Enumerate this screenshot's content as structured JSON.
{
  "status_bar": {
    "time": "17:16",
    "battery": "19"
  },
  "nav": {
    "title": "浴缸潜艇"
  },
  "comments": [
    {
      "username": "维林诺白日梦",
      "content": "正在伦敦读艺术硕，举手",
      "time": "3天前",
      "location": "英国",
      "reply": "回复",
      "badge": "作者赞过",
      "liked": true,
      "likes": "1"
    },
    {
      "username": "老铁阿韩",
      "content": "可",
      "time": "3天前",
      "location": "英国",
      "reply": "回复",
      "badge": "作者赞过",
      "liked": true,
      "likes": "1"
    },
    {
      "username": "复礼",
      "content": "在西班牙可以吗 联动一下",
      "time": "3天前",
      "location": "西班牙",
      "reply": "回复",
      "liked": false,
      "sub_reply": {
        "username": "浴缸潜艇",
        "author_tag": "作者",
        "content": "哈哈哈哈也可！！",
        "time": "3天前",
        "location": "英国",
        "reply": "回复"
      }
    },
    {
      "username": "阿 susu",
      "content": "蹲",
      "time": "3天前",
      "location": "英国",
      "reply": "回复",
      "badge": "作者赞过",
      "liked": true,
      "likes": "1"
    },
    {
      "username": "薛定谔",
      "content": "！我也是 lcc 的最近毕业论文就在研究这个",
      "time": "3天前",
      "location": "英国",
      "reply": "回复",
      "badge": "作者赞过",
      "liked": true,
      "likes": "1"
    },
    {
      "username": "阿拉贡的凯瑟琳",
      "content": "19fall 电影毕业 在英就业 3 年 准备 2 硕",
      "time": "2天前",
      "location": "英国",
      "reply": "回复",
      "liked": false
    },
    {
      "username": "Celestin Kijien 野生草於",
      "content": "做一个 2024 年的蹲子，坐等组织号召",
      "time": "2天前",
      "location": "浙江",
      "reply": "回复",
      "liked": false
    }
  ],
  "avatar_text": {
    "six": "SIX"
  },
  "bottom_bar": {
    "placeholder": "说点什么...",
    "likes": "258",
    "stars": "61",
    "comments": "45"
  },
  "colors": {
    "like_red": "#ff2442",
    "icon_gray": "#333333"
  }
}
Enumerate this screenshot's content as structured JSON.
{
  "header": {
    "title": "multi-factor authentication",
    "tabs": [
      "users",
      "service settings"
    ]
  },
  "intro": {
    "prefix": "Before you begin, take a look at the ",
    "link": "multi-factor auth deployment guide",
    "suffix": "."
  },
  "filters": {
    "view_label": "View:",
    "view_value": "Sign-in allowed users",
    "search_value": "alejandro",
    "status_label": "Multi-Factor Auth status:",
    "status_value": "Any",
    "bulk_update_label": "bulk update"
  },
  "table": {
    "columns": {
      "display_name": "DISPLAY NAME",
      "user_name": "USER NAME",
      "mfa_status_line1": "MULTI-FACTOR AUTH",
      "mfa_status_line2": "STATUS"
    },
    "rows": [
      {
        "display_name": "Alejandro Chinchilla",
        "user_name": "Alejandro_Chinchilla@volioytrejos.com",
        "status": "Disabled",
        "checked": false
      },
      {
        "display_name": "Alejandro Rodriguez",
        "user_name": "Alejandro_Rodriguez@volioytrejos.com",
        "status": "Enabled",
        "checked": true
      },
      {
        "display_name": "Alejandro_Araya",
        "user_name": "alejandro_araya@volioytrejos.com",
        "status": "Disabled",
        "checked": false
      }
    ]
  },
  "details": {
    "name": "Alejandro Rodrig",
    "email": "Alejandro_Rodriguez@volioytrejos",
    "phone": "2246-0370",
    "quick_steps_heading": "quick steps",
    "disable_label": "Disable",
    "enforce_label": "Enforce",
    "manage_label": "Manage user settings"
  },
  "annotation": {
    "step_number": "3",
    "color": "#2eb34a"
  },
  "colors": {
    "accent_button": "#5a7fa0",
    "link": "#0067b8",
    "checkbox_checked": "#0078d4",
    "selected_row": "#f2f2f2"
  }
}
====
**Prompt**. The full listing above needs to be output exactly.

**Output of the exercise**.
Enumerate this screenshot's content as structured JSON.
{
  "status_bar": {
    "time": "17:16",
    "battery": "19"
  },
  "nav": {
    "title": "浴缸潜艇"
  },
  "comments": [
    {
      "username": "维林诺白日梦",
      "content": "正在伦敦读艺术硕，举手",
      "time": "3天前",
      "location": "英国",
      "reply": "回复",
      "badge": "作者赞过",
      "liked": true,
      "likes": "1"
    },
    {
      "username": "老铁阿韩",
      "content": "可",
      "time": "3天前",
      "location": "英国",
      "reply": "回复",
      "badge": "作者赞过",
      "liked": true,
      "likes": "1"
    },
    {
      "username": "复礼",
      "content": "在西班牙可以吗 联动一下",
      "time": "3天前",
      "location": "西班牙",
      "reply": "回复",
      "liked": false,
      "sub_reply": {
        "username": "浴缸潜艇",
        "author_tag": "作者",
        "content": "哈哈哈哈也可！！",
        "time": "3天前",
        "location": "英国",
        "reply": "回复"
      }
    },
    {
      "username": "阿 susu",
      "content": "蹲",
      "time": "3天前",
      "location": "英国",
      "reply": "回复",
      "badge": "作者赞过",
      "liked": true,
      "likes": "1"
    },
    {
      "username": "薛定谔",
      "content": "！我也是 lcc 的最近毕业论文就在研究这个",
      "time": "3天前",
      "location": "英国",
      "reply": "回复",
      "badge": "作者赞过",
      "liked": true,
      "likes": "1"
    },
    {
      "username": "阿拉贡的凯瑟琳",
      "content": "19fall 电影毕业 在英就业 3 年 准备 2 硕",
      "time": "2天前",
      "location": "英国",
      "reply": "回复",
      "liked": false
    },
    {
      "username": "Celestin Kijien 野生草於",
      "content": "做一个 2024 年的蹲子，坐等组织号召",
      "time": "2天前",
      "location": "浙江",
      "reply": "回复",
      "liked": false
    }
  ],
  "avatar_text": {
    "six": "SIX"
  },
  "bottom_bar": {
    "placeholder": "说点什么...",
    "likes": "258",
    "stars": "61",
    "comments": "45"
  },
  "colors": {
    "like_red": "#ff2442",
    "icon_gray": "#333333"
  }
}
Enumerate this screenshot's content as structured JSON.
{
  "header": {
    "title": "multi-factor authentication",
    "tabs": [
      "users",
      "service settings"
    ]
  },
  "intro": {
    "prefix": "Before you begin, take a look at the ",
    "link": "multi-factor auth deployment guide",
    "suffix": "."
  },
  "filters": {
    "view_label": "View:",
    "view_value": "Sign-in allowed users",
    "search_value": "alejandro",
    "status_label": "Multi-Factor Auth status:",
    "status_value": "Any",
    "bulk_update_label": "bulk update"
  },
  "table": {
    "columns": {
      "display_name": "DISPLAY NAME",
      "user_name": "USER NAME",
      "mfa_status_line1": "MULTI-FACTOR AUTH",
      "mfa_status_line2": "STATUS"
    },
    "rows": [
      {
        "display_name": "Alejandro Chinchilla",
        "user_name": "Alejandro_Chinchilla@volioytrejos.com",
        "status": "Disabled",
        "checked": false
      },
      {
        "display_name": "Alejandro Rodriguez",
        "user_name": "Alejandro_Rodriguez@volioytrejos.com",
        "status": "Enabled",
        "checked": true
      },
      {
        "display_name": "Alejandro_Araya",
        "user_name": "alejandro_araya@volioytrejos.com",
        "status": "Disabled",
        "checked": false
      }
    ]
  },
  "details": {
    "name": "Alejandro Rodrig",
    "email": "Alejandro_Rodriguez@volioytrejos",
    "phone": "2246-0370",
    "quick_steps_heading": "quick steps",
    "disable_label": "Disable",
    "enforce_label": "Enforce",
    "manage_label": "Manage user settings"
  },
  "annotation": {
    "step_number": "3",
    "color": "#2eb34a"
  },
  "colors": {
    "accent_button": "#5a7fa0",
    "link": "#0067b8",
    "checkbox_checked": "#0078d4",
    "selected_row": "#f2f2f2"
  }
}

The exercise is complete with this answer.